YOUR ASSIGNMENT: Print every entry below exactly, leaving out the pictures.

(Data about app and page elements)
╭──
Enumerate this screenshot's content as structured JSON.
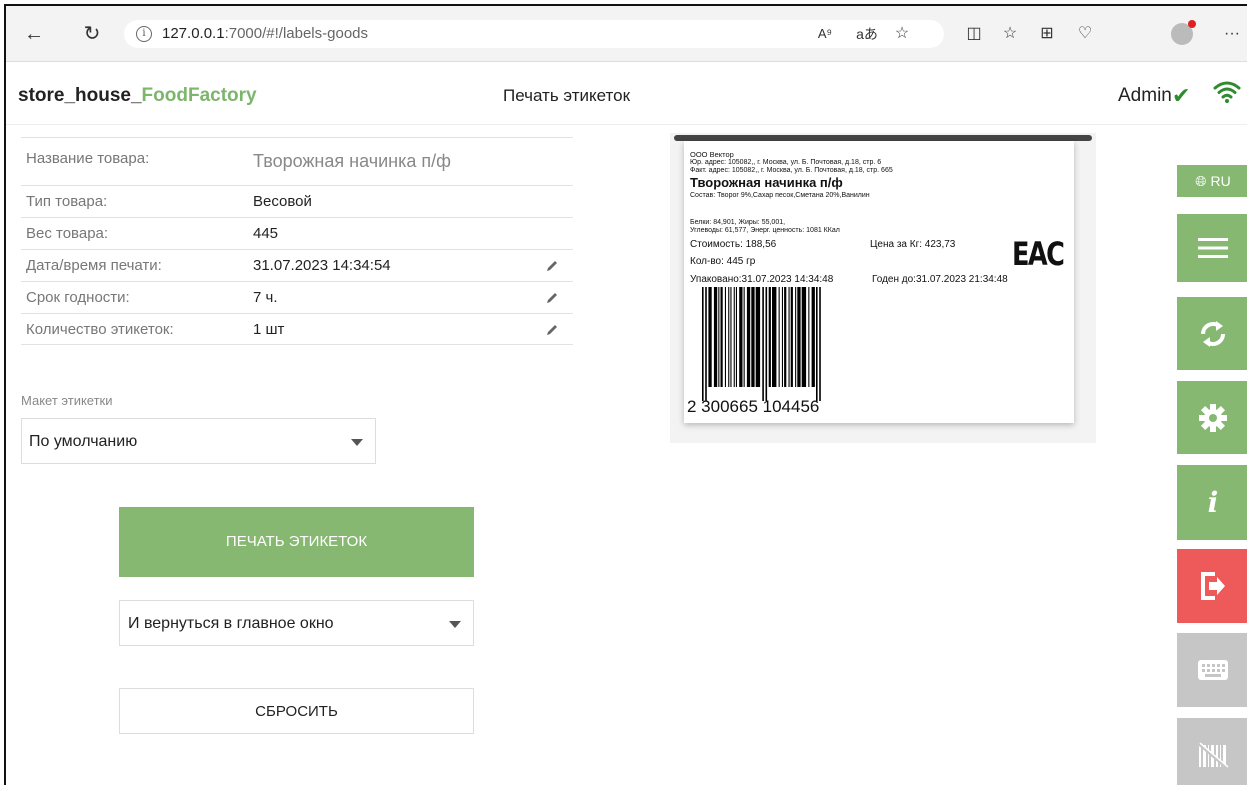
{
  "browser": {
    "url_host": "127.0.0.1",
    "url_path": ":7000/#!/labels-goods",
    "more": "···"
  },
  "header": {
    "brand_main": "store_house_",
    "brand_accent": "FoodFactory",
    "page_title": "Печать этикеток",
    "user": "Admin"
  },
  "form": {
    "rows": [
      {
        "label": "Название товара:",
        "value": "Творожная начинка п/ф",
        "editable": false
      },
      {
        "label": "Тип товара:",
        "value": "Весовой",
        "editable": false
      },
      {
        "label": "Вес товара:",
        "value": "445",
        "editable": false
      },
      {
        "label": "Дата/время печати:",
        "value": "31.07.2023 14:34:54",
        "editable": true
      },
      {
        "label": "Срок годности:",
        "value": "7 ч.",
        "editable": true
      },
      {
        "label": "Количество этикеток:",
        "value": "1 шт",
        "editable": true
      }
    ],
    "layout_label": "Макет этикетки",
    "layout_value": "По умолчанию",
    "print_button": "ПЕЧАТЬ ЭТИКЕТОК",
    "after_print_value": "И вернуться в главное окно",
    "reset_button": "СБРОСИТЬ"
  },
  "label_preview": {
    "company": "ООО Вектор",
    "legal_address": "Юр. адрес: 105082,, г. Москва, ул. Б. Почтовая, д.18, стр. 6",
    "actual_address": "Факт. адрес: 105082,, г. Москва, ул. Б. Почтовая, д.18, стр. 665",
    "product_name": "Творожная начинка п/ф",
    "composition": "Состав: Творог 9%,Сахар песок,Сметана 20%,Ванилин",
    "nutrition_1": "Белки: 84,901, Жиры: 55,001,",
    "nutrition_2": "Углеводы: 61,577, Энерг. ценность: 1081 ККал",
    "cost": "Стоимость: 188,56",
    "price_per_kg": "Цена за Кг: 423,73",
    "quantity": "Кол-во: 445 гр",
    "packed": "Упаковано:31.07.2023 14:34:48",
    "valid_until": "Годен до:31.07.2023 21:34:48",
    "eac_mark": "EAC",
    "barcode_digits": "2 300665 104456"
  },
  "rail": {
    "lang": "RU",
    "icons": [
      "menu-icon",
      "sync-icon",
      "settings-icon",
      "info-icon",
      "logout-icon",
      "keyboard-icon",
      "barcode-off-icon"
    ]
  },
  "colors": {
    "accent_green": "#86b872",
    "logout_red": "#ee5a5a",
    "disabled_gray": "#c6c6c6",
    "status_green": "#2e8b2e"
  }
}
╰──
EXERCISE OUTPUT:
Enumerate this screenshot's content as structured JSON.
{
  "browser": {
    "url_host": "127.0.0.1",
    "url_path": ":7000/#!/labels-goods",
    "more": "···"
  },
  "header": {
    "brand_main": "store_house_",
    "brand_accent": "FoodFactory",
    "page_title": "Печать этикеток",
    "user": "Admin"
  },
  "form": {
    "rows": [
      {
        "label": "Название товара:",
        "value": "Творожная начинка п/ф",
        "editable": false
      },
      {
        "label": "Тип товара:",
        "value": "Весовой",
        "editable": false
      },
      {
        "label": "Вес товара:",
        "value": "445",
        "editable": false
      },
      {
        "label": "Дата/время печати:",
        "value": "31.07.2023 14:34:54",
        "editable": true
      },
      {
        "label": "Срок годности:",
        "value": "7 ч.",
        "editable": true
      },
      {
        "label": "Количество этикеток:",
        "value": "1 шт",
        "editable": true
      }
    ],
    "layout_label": "Макет этикетки",
    "layout_value": "По умолчанию",
    "print_button": "ПЕЧАТЬ ЭТИКЕТОК",
    "after_print_value": "И вернуться в главное окно",
    "reset_button": "СБРОСИТЬ"
  },
  "label_preview": {
    "company": "ООО Вектор",
    "legal_address": "Юр. адрес: 105082,, г. Москва, ул. Б. Почтовая, д.18, стр. 6",
    "actual_address": "Факт. адрес: 105082,, г. Москва, ул. Б. Почтовая, д.18, стр. 665",
    "product_name": "Творожная начинка п/ф",
    "composition": "Состав: Творог 9%,Сахар песок,Сметана 20%,Ванилин",
    "nutrition_1": "Белки: 84,901, Жиры: 55,001,",
    "nutrition_2": "Углеводы: 61,577, Энерг. ценность: 1081 ККал",
    "cost": "Стоимость: 188,56",
    "price_per_kg": "Цена за Кг: 423,73",
    "quantity": "Кол-во: 445 гр",
    "packed": "Упаковано:31.07.2023 14:34:48",
    "valid_until": "Годен до:31.07.2023 21:34:48",
    "eac_mark": "EAC",
    "barcode_digits": "2 300665 104456"
  },
  "rail": {
    "lang": "RU",
    "icons": [
      "menu-icon",
      "sync-icon",
      "settings-icon",
      "info-icon",
      "logout-icon",
      "keyboard-icon",
      "barcode-off-icon"
    ]
  },
  "colors": {
    "accent_green": "#86b872",
    "logout_red": "#ee5a5a",
    "disabled_gray": "#c6c6c6",
    "status_green": "#2e8b2e"
  }
}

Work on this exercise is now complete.